Limited 4-lp edition in eco-friendly packaging includes a bonus disc containing demos of three of his biggest hits plus an unreleased poem read by MJ. 2009 release from the late great King Of Pop, the musical companion to the major motion picture of the same name. This Is It: The Movie is made up of intimate and spectacular footage filmed during rehearsals for Jackson’s proposed July 2009 comeback shows. When he died in June of 2009, he left behind hundreds of hours of footage, which have been edited together to create a glorious tribute to his majestic talents. This package includes a lavish 36 page booklet.
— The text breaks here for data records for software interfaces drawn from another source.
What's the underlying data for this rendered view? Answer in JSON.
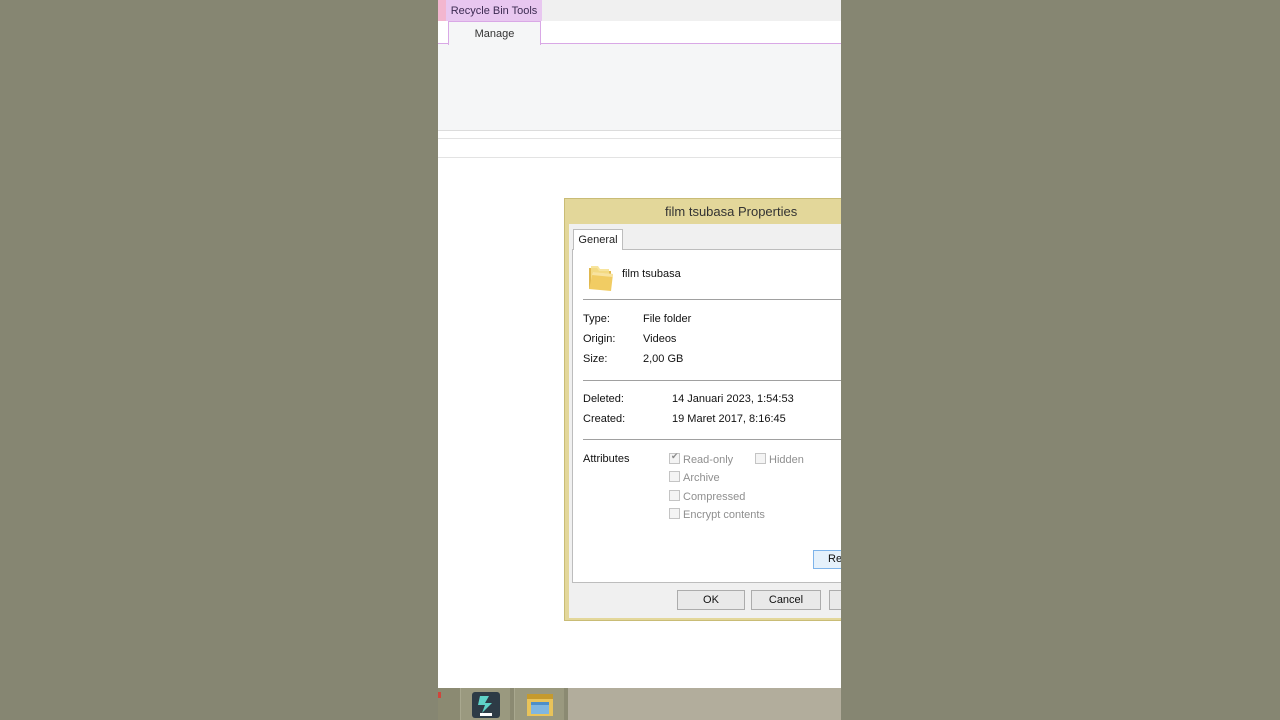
{
  "ribbon": {
    "context_tab": "Recycle Bin Tools",
    "active_tab": "Manage"
  },
  "dialog": {
    "title": "film tsubasa Properties",
    "tab": "General",
    "item_name": "film tsubasa",
    "fields": {
      "type_label": "Type:",
      "type_value": "File folder",
      "origin_label": "Origin:",
      "origin_value": "Videos",
      "size_label": "Size:",
      "size_value": "2,00 GB",
      "deleted_label": "Deleted:",
      "deleted_value": "14 Januari 2023, 1:54:53",
      "created_label": "Created:",
      "created_value": "19 Maret 2017, 8:16:45"
    },
    "attributes_label": "Attributes",
    "attributes": {
      "read_only": {
        "label": "Read-only",
        "checked": true
      },
      "hidden": {
        "label": "Hidden",
        "checked": false
      },
      "archive": {
        "label": "Archive",
        "checked": false
      },
      "compressed": {
        "label": "Compressed",
        "checked": false
      },
      "encrypt": {
        "label": "Encrypt contents",
        "checked": false
      }
    },
    "restore_button": "Re",
    "ok_button": "OK",
    "cancel_button": "Cancel"
  },
  "taskbar": {
    "icons": [
      "filmora-icon",
      "file-explorer-icon"
    ]
  }
}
This is It was designed as a comeback tour, not a movie, with the rehearsals taped not for exhibition, but rather instruction, possibly some video bonus down the line. Of course, Michael Jackson’s tragic passing created considerable demand for those final rehearsals, so they were packaged as the This is It film, released almost five months after his death, with a soundtrack as an accompaniment. Since there were no real live recordings made, at least not any to fill a big-budget blockbuster like this, the soundtrack consists of almost nothing but the hits repackaged one more time, with the title track — an ’80s leftover, co-written by Paul Anka and released under the name “I Never Heard” by Safire — added as an enticement in two separate versions, the second being orchestral with an opening straight out of Sgt. Pepper’s. The song does feel like a demo, right down to how it fades out mid-chorus, but there’s no denying the thrill of hearing an unheard vocal track of Michael at his prime. There’s a second disc containing demos of “She’s Out of My Life” (just Michael and an acoustic, quite nice) “Wanna Be Startin’ Somethin'”(full demo, with identical rhythm and guitar lines, close to the final but lacking its horns), and “Beat It” (a true writers sketch, all vocals and harmonies, no lyrics or instruments, kind of awesome), plus a “poem” of “Planet Earth.” All these bonus tracks are a greater enticement to purchase than anything on the album proper. ~ Stephen Thomas Erlewine